Tuesday, December 29, 2009

Writing romantic tension

Every once in a while I'll read something where a particular element of the story really sticks out as well done. This holiday, I've been rereading Kevin Crossley-Holland's Arthur series. (The Seeing Stone, At the Crossing Places, King of the Middle March, and Crossing to Paradise) Among other things, there is lovely romantic tension. It's not overstated, it's not the major focus of the book (there are other things Crossley-Holland does well, too), but he just really, really nails it.

Sometimes I read a book where the characters just like each other because the author wants them to, but there's no chemistry. Sometimes the reason is because the MC is actually attracted to the danger the love interest represents. I'm not sure how much sticking power that has. Surely it makes for a tense plot, but will it last the lifetime of the characters? Maybe, if they face danger together, or work out the issues. But maybe not. Sometimes the reason for liking each other is brute physical attraction. I suppose that's realistic for some people, but it was never enough for me. So when I read a book where the connection--which is more than just attraction--goes deeper, it catches something in my insides. It doesn't take dates to the prom or tons of snogging or whatever. If you can convince me that the characters belong to each other, I'm sold.

So, here are five reasons why Arthur and Gatty have, IMO, such great chemistry:

1. Crossley-Holland pits Arthur and Gatty doing something right when the rest of the world isn't. They're united on the same side, against the world.

2. He uses really ordinary details and settings to do this, which makes it feel all the more grounded. (There is some magical realism in the series, but the relationships and the choices are all grounded in reality.)

3. Arthur takes some flack for stepping out to help Gatty--it’s not just that he’s doing the right thing, or that he and Gatty are on the same side. It’s that, without a fuss, he defends her, both to himself, and to others. That alone wins him some pretty undying loyalty--if I were Gatty, there is no way I could keep from feeling something for him!
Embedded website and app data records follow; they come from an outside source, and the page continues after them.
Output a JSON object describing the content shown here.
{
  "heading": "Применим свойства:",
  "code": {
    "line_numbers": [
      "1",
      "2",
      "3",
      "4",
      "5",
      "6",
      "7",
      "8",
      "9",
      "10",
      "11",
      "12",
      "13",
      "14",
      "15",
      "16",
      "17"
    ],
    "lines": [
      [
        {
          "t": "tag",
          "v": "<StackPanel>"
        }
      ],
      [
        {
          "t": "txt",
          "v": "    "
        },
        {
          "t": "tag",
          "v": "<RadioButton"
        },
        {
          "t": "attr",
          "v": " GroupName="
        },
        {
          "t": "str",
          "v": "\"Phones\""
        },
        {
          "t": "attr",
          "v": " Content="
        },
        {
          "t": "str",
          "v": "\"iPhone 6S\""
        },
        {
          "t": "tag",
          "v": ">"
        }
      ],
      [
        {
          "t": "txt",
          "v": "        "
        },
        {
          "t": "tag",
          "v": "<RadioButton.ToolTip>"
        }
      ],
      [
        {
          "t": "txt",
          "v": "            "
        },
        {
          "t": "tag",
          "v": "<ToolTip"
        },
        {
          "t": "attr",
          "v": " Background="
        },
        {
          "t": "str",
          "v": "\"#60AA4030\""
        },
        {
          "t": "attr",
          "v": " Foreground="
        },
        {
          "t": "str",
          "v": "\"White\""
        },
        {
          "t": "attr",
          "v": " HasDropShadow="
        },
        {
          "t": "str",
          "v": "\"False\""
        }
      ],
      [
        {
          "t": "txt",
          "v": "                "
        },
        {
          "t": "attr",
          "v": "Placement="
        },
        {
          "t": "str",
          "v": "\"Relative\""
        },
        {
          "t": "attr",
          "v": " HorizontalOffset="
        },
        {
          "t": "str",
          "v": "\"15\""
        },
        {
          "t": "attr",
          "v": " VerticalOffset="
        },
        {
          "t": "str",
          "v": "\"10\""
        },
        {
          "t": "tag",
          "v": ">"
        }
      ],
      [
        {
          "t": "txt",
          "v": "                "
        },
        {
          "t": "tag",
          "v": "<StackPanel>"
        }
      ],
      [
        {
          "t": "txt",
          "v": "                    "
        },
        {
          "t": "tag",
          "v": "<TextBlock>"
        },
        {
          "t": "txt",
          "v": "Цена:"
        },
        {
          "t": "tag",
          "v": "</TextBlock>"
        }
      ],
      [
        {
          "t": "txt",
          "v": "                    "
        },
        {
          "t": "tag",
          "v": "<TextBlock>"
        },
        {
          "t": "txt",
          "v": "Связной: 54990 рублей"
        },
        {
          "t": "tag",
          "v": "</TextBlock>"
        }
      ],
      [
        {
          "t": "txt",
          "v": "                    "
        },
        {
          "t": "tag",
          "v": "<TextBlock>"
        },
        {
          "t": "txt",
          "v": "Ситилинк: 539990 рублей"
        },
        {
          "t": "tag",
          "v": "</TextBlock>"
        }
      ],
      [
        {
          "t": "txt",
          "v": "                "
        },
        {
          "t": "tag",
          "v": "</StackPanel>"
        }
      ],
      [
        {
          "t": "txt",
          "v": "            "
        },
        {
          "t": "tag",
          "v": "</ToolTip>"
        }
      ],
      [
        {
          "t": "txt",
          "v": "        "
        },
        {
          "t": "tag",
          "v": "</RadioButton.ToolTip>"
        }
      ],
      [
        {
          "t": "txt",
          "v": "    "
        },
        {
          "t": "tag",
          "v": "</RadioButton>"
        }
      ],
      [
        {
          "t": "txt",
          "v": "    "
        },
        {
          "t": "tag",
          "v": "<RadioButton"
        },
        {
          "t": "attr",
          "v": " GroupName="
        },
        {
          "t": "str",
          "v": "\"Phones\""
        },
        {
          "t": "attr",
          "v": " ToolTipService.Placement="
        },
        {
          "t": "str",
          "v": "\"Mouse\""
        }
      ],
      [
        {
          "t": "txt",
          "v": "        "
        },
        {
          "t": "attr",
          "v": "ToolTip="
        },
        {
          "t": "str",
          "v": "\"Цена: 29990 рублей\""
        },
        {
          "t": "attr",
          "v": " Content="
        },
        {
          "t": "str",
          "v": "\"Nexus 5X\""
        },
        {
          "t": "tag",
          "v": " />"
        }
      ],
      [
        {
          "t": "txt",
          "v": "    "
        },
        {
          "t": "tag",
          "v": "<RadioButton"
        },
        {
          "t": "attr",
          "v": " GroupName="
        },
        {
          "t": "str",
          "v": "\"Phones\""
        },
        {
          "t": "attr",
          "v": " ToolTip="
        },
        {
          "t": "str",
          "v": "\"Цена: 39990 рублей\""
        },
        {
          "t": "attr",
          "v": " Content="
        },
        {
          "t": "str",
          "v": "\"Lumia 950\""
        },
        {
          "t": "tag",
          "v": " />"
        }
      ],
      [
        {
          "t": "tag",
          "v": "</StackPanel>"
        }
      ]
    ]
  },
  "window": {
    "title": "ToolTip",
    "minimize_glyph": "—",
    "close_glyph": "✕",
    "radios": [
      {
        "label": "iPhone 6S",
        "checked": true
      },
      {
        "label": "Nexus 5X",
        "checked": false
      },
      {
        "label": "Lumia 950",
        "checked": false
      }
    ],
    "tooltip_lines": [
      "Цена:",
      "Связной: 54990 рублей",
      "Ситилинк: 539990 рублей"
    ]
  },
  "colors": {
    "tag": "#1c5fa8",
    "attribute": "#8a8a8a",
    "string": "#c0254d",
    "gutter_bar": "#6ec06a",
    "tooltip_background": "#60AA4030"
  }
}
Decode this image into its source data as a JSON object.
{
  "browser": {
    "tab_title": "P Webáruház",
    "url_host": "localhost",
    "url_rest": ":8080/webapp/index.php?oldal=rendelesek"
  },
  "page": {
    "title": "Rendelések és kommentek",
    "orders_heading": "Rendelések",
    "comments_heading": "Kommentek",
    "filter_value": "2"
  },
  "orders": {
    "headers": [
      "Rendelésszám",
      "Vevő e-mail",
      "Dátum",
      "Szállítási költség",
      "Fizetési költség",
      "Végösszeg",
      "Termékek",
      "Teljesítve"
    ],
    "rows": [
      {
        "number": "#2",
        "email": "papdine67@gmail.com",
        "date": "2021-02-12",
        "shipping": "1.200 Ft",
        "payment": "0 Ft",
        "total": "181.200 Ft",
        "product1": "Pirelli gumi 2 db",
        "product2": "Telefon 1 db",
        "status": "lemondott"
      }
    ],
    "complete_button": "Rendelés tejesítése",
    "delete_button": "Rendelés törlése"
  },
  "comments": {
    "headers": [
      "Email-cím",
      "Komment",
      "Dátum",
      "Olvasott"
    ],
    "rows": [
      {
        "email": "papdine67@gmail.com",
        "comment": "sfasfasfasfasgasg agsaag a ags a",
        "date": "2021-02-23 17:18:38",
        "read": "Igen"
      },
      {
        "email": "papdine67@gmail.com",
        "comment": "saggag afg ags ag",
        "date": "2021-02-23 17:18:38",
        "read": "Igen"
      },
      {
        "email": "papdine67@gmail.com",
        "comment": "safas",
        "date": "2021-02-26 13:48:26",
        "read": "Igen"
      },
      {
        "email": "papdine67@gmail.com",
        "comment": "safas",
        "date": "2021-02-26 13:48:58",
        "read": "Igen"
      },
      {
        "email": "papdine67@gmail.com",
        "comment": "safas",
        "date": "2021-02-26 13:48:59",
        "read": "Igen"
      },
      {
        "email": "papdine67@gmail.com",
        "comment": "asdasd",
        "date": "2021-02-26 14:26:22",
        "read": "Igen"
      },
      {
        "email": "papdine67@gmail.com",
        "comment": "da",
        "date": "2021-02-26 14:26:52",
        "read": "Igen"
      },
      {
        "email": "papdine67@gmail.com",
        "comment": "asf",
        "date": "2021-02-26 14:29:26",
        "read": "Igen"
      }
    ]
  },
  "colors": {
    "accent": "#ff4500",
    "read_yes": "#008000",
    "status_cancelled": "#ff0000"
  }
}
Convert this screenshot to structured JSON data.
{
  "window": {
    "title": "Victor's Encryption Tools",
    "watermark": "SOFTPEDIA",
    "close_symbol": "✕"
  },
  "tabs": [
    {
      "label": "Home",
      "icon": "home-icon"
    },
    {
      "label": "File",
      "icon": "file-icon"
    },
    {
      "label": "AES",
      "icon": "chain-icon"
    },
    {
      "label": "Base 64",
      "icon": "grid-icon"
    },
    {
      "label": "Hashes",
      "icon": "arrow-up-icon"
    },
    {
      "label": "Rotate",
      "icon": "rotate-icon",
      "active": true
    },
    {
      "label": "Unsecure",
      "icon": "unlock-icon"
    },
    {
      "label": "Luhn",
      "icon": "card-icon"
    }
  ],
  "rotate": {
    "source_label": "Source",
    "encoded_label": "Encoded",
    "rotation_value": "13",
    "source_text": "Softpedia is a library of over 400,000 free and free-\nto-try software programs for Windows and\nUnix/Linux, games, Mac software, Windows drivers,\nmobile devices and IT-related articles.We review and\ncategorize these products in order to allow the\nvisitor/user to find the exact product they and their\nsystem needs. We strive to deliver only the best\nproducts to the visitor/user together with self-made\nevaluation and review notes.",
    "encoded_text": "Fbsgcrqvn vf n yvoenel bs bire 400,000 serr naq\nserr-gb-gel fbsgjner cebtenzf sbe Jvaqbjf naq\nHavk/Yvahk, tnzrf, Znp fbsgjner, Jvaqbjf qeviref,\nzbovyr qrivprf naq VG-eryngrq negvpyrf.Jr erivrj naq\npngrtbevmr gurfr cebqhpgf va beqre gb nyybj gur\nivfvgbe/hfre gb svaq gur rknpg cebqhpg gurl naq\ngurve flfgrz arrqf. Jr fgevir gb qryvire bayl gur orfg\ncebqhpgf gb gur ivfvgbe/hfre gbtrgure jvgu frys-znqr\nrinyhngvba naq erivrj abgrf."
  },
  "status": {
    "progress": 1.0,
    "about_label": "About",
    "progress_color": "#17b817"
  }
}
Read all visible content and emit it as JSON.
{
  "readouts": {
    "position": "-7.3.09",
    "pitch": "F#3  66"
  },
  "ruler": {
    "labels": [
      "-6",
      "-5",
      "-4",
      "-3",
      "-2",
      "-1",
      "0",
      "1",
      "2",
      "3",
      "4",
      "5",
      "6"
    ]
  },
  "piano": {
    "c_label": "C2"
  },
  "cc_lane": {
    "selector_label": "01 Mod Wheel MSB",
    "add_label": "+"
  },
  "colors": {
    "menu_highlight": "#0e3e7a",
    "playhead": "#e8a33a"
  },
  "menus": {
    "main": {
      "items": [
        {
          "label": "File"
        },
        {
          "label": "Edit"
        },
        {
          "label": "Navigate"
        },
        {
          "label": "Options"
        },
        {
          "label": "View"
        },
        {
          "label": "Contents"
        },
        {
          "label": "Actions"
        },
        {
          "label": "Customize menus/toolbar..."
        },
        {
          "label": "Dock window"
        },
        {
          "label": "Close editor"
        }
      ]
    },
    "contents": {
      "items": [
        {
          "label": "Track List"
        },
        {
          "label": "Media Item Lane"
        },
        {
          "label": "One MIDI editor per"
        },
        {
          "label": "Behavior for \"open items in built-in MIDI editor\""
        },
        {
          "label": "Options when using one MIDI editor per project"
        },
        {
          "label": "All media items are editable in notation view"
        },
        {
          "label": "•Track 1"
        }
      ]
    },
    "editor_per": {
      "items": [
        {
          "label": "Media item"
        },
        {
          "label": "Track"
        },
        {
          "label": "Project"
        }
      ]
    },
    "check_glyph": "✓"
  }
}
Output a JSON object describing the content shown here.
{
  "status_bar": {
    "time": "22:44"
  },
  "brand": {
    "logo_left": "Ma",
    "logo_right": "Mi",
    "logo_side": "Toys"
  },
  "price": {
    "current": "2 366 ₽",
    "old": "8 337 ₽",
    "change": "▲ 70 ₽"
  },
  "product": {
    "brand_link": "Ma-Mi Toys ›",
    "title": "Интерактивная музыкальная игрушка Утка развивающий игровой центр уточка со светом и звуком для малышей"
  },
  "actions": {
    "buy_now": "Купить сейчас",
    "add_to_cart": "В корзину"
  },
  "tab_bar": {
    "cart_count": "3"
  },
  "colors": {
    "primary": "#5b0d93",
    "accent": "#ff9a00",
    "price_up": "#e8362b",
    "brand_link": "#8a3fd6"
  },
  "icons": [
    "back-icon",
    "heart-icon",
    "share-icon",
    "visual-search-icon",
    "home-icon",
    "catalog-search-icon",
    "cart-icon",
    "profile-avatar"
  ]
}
4. Everyone else around them is doing wrong. But they have the two qualities I admire most—loyalty and integrity. Yes, this is a personal preference for this reader! But I think it sets them apart--you cheer for them because despite their weaknesses they are basically good people, and deserve each other in a world of injustice.

5. They understand each other’s most important feelings, despite the worlds between them.

Any other elements of romantic tension you'd add to this?